Work task —
Your answer must restate each entry below word for word, with no pictures in it.

--------------------------------------------------

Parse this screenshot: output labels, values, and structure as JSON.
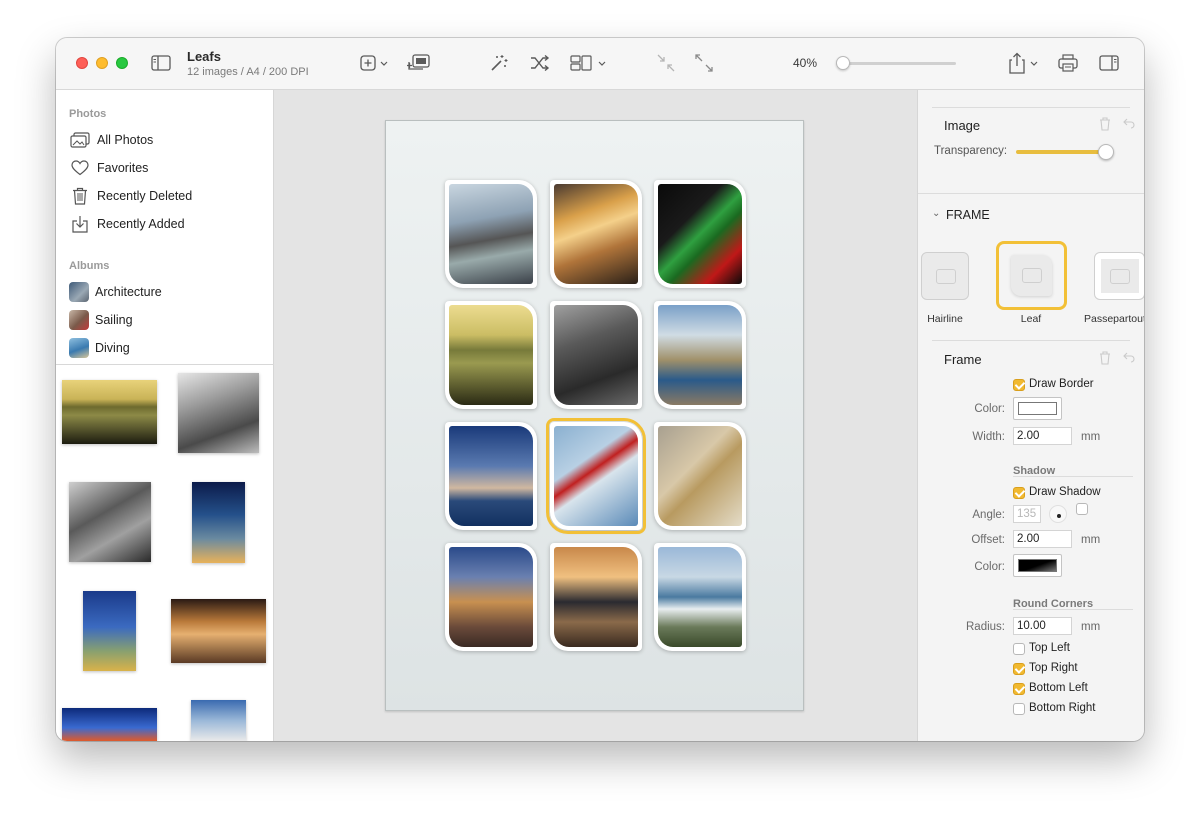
{
  "document": {
    "title": "Leafs",
    "subtitle": "12 images / A4 / 200 DPI"
  },
  "toolbar": {
    "zoom_label": "40%",
    "zoom_level": 0.05,
    "icons": [
      "sidebar-toggle-icon",
      "add-icon",
      "slideshow-icon",
      "magic-wand-icon",
      "shuffle-icon",
      "layout-icon",
      "shrink-icon",
      "expand-icon",
      "share-icon",
      "print-icon",
      "inspector-toggle-icon"
    ]
  },
  "sidebar": {
    "photos_header": "Photos",
    "photos": [
      {
        "label": "All Photos",
        "icon": "photos-icon"
      },
      {
        "label": "Favorites",
        "icon": "heart-icon"
      },
      {
        "label": "Recently Deleted",
        "icon": "trash-icon"
      },
      {
        "label": "Recently Added",
        "icon": "import-icon"
      }
    ],
    "albums_header": "Albums",
    "albums": [
      {
        "label": "Architecture"
      },
      {
        "label": "Sailing"
      },
      {
        "label": "Diving"
      }
    ]
  },
  "inspector": {
    "image_title": "Image",
    "transparency_label": "Transparency:",
    "transparency_value": 1.0,
    "frame_section": "FRAME",
    "frame_options": [
      "Hairline",
      "Leaf",
      "Passepartout"
    ],
    "frame_selected": "Leaf",
    "frame_title": "Frame",
    "draw_border": "Draw Border",
    "color_label": "Color:",
    "width_label": "Width:",
    "width_value": "2.00",
    "unit": "mm",
    "shadow_head": "Shadow",
    "draw_shadow": "Draw Shadow",
    "angle_label": "Angle:",
    "angle_value": "135",
    "offset_label": "Offset:",
    "offset_value": "2.00",
    "shadow_color_label": "Color:",
    "round_head": "Round Corners",
    "radius_label": "Radius:",
    "radius_value": "10.00",
    "corners": [
      {
        "label": "Top Left",
        "checked": false
      },
      {
        "label": "Top Right",
        "checked": true
      },
      {
        "label": "Bottom Left",
        "checked": true
      },
      {
        "label": "Bottom Right",
        "checked": false
      }
    ],
    "accent": "#f2c037"
  }
}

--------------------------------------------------

Reply to the task —
Parse this screenshot: output labels, values, and structure as JSON.
{
  "document": {
    "title": "Leafs",
    "subtitle": "12 images / A4 / 200 DPI"
  },
  "toolbar": {
    "zoom_label": "40%",
    "zoom_level": 0.05,
    "icons": [
      "sidebar-toggle-icon",
      "add-icon",
      "slideshow-icon",
      "magic-wand-icon",
      "shuffle-icon",
      "layout-icon",
      "shrink-icon",
      "expand-icon",
      "share-icon",
      "print-icon",
      "inspector-toggle-icon"
    ]
  },
  "sidebar": {
    "photos_header": "Photos",
    "photos": [
      {
        "label": "All Photos",
        "icon": "photos-icon"
      },
      {
        "label": "Favorites",
        "icon": "heart-icon"
      },
      {
        "label": "Recently Deleted",
        "icon": "trash-icon"
      },
      {
        "label": "Recently Added",
        "icon": "import-icon"
      }
    ],
    "albums_header": "Albums",
    "albums": [
      {
        "label": "Architecture"
      },
      {
        "label": "Sailing"
      },
      {
        "label": "Diving"
      }
    ]
  },
  "inspector": {
    "image_title": "Image",
    "transparency_label": "Transparency:",
    "transparency_value": 1.0,
    "frame_section": "FRAME",
    "frame_options": [
      "Hairline",
      "Leaf",
      "Passepartout"
    ],
    "frame_selected": "Leaf",
    "frame_title": "Frame",
    "draw_border": "Draw Border",
    "color_label": "Color:",
    "width_label": "Width:",
    "width_value": "2.00",
    "unit": "mm",
    "shadow_head": "Shadow",
    "draw_shadow": "Draw Shadow",
    "angle_label": "Angle:",
    "angle_value": "135",
    "offset_label": "Offset:",
    "offset_value": "2.00",
    "shadow_color_label": "Color:",
    "round_head": "Round Corners",
    "radius_label": "Radius:",
    "radius_value": "10.00",
    "corners": [
      {
        "label": "Top Left",
        "checked": false
      },
      {
        "label": "Top Right",
        "checked": true
      },
      {
        "label": "Bottom Left",
        "checked": true
      },
      {
        "label": "Bottom Right",
        "checked": false
      }
    ],
    "accent": "#f2c037"
  }
}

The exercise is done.